After a prolonged battle with Crohn’s disease and kidney failure, Mark Goralski passed away late last year while awaiting a kidney transplant that could have potentially saved his life. His two daughters, Bethany and Hannah, decided to turn the loss of their father into the gift of life for two other families.
In March of this year, and less than 24 hours apart, the two sisters both underwent surgery in order to give hope, and potentially a new lease on life, to two patients in dire need of transplants.
Eight years ago, Hannah and I walked into this hospital for the first time when surgeons successfully transplanted…
Hannah Goralski, age 24, recently told ABC News the decision to wasn’t a tough one to make. “My dad was always giving, he was always helping others,” she added. “And I thought what a great way to honor him.” After dealing with years of medical visits and hospitals, the family had become familiar with countless others impacted by organ donations. “Knowing a lot of people who have been affected by organ transplant, it felt selfish to keep my kidney,” she said.
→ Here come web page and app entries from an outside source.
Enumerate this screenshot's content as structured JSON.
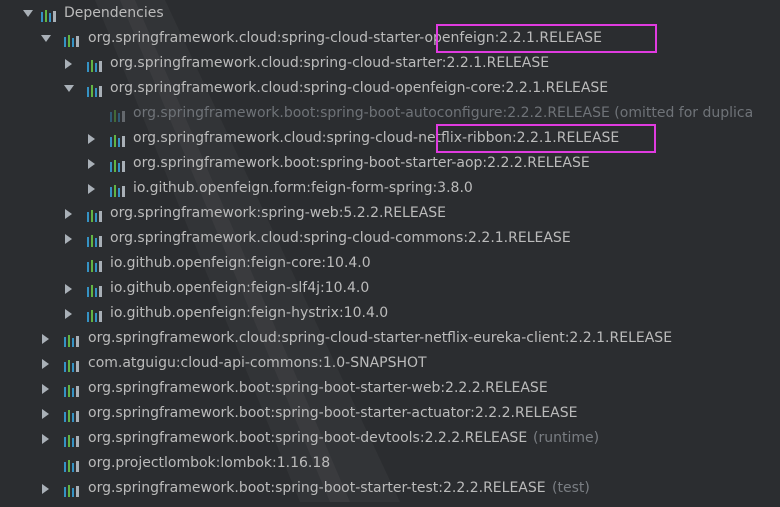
{
  "tree": {
    "root": {
      "label": "Dependencies"
    },
    "rows": [
      {
        "label": "org.springframework.cloud:spring-cloud-starter-openfeign:2.2.1.RELEASE",
        "expanded": true,
        "depth": 1
      },
      {
        "label": "org.springframework.cloud:spring-cloud-starter:2.2.1.RELEASE",
        "expanded": false,
        "depth": 2
      },
      {
        "label": "org.springframework.cloud:spring-cloud-openfeign-core:2.2.1.RELEASE",
        "expanded": true,
        "depth": 2
      },
      {
        "label": "org.springframework.boot:spring-boot-autoconfigure:2.2.2.RELEASE (omitted for duplica",
        "depth": 3,
        "omitted": true
      },
      {
        "label": "org.springframework.cloud:spring-cloud-netflix-ribbon:2.2.1.RELEASE",
        "expanded": false,
        "depth": 3
      },
      {
        "label": "org.springframework.boot:spring-boot-starter-aop:2.2.2.RELEASE",
        "expanded": false,
        "depth": 3
      },
      {
        "label": "io.github.openfeign.form:feign-form-spring:3.8.0",
        "expanded": false,
        "depth": 3
      },
      {
        "label": "org.springframework:spring-web:5.2.2.RELEASE",
        "expanded": false,
        "depth": 2
      },
      {
        "label": "org.springframework.cloud:spring-cloud-commons:2.2.1.RELEASE",
        "expanded": false,
        "depth": 2
      },
      {
        "label": "io.github.openfeign:feign-core:10.4.0",
        "depth": 2
      },
      {
        "label": "io.github.openfeign:feign-slf4j:10.4.0",
        "expanded": false,
        "depth": 2
      },
      {
        "label": "io.github.openfeign:feign-hystrix:10.4.0",
        "expanded": false,
        "depth": 2
      },
      {
        "label": "org.springframework.cloud:spring-cloud-starter-netflix-eureka-client:2.2.1.RELEASE",
        "expanded": false,
        "depth": 1
      },
      {
        "label": "com.atguigu:cloud-api-commons:1.0-SNAPSHOT",
        "expanded": false,
        "depth": 1
      },
      {
        "label": "org.springframework.boot:spring-boot-starter-web:2.2.2.RELEASE",
        "expanded": false,
        "depth": 1
      },
      {
        "label": "org.springframework.boot:spring-boot-starter-actuator:2.2.2.RELEASE",
        "expanded": false,
        "depth": 1
      },
      {
        "label": "org.springframework.boot:spring-boot-devtools:2.2.2.RELEASE",
        "expanded": false,
        "depth": 1,
        "suffix": "(runtime)"
      },
      {
        "label": "org.projectlombok:lombok:1.16.18",
        "depth": 1
      },
      {
        "label": "org.springframework.boot:spring-boot-starter-test:2.2.2.RELEASE",
        "expanded": false,
        "depth": 1,
        "suffix": "(test)"
      }
    ]
  },
  "colors": {
    "background": "#2b2d30",
    "text": "#bbbbbb",
    "dim_text": "#6f7378",
    "highlight": "#e03be0",
    "icon_blue": "#3592c4",
    "icon_green": "#62b543"
  }
}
Her sister, Bethany, was ready to donate her kidney to her father when doctors said by that point, his body just wasn’t healthy enough for the transplant. While the two sisters had lost their dad, they made an almost immediate decision that they would find a way to honor him. “We just want to make sure two less families had to go through what we went through,” Bethany said.
While surgery can seem like a daunting proposition, Bethany says those who are able should at least consider becoming donors. “I would tell them to do it, I don’t regret it one bit,” she said. “We’re young and healthy, so my recovery was only about 10 days.” Her sister, Hannah echoed the sentiment: “I’ve only ever had my wisdom teeth removed so this was my first surgery … I felt like I bounced back very quickly.”
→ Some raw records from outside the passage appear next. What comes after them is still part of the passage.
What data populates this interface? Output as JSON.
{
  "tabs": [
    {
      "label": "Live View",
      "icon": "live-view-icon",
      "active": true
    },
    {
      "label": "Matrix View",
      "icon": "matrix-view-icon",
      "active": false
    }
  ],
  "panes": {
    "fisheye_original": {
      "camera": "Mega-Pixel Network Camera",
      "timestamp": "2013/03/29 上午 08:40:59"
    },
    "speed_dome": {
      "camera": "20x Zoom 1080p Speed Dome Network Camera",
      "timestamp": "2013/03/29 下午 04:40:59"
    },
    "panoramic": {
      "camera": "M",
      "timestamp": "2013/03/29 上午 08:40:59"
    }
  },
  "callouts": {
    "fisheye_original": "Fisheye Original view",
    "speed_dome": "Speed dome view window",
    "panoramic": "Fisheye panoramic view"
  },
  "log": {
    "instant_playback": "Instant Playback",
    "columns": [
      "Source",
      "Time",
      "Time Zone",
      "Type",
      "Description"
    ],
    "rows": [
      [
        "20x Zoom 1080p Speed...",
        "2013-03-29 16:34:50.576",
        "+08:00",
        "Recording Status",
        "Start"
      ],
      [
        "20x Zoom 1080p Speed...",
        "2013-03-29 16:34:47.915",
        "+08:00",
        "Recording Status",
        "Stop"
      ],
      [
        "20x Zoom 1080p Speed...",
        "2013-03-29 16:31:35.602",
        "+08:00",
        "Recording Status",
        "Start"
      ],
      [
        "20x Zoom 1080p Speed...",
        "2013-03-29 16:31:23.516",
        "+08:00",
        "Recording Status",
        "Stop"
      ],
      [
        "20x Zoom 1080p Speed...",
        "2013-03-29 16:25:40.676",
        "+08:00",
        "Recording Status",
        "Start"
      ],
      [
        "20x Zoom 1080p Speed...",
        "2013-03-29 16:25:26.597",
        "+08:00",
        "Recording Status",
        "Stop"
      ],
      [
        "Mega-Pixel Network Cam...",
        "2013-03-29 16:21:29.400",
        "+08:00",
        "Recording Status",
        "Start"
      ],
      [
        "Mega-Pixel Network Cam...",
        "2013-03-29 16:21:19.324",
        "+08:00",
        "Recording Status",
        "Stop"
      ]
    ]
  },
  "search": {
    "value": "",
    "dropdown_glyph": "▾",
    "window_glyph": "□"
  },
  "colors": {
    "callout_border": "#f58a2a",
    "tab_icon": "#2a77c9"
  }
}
Although they both acknowledge the risks involved, Hannah says the potential life-saving benefits to others definitely tipped the scale. “I thought why wait, if someone’s dying now and I can help them now, hopefully by then when I’m older I’ll look back and say, ‘I’m glad I didn’t wait,” Hannah said.
Neither sister knows exactly who ended up benefiting from their donations, but in the end, that doesn’t matter to them. Hannah says if her dad was alive and “was in this position, I think he would have done the exact same thing, he was always helping others.”
Even though their father wasn’t able to witness their matching acts of kindness, the two sisters know how he’d feel about their decisions.
“I know he would be proud,” Hannah said.
If you or anyone you know is interested in becoming an organ donor or learning more about what’s involved, visit OrganDonor.gov.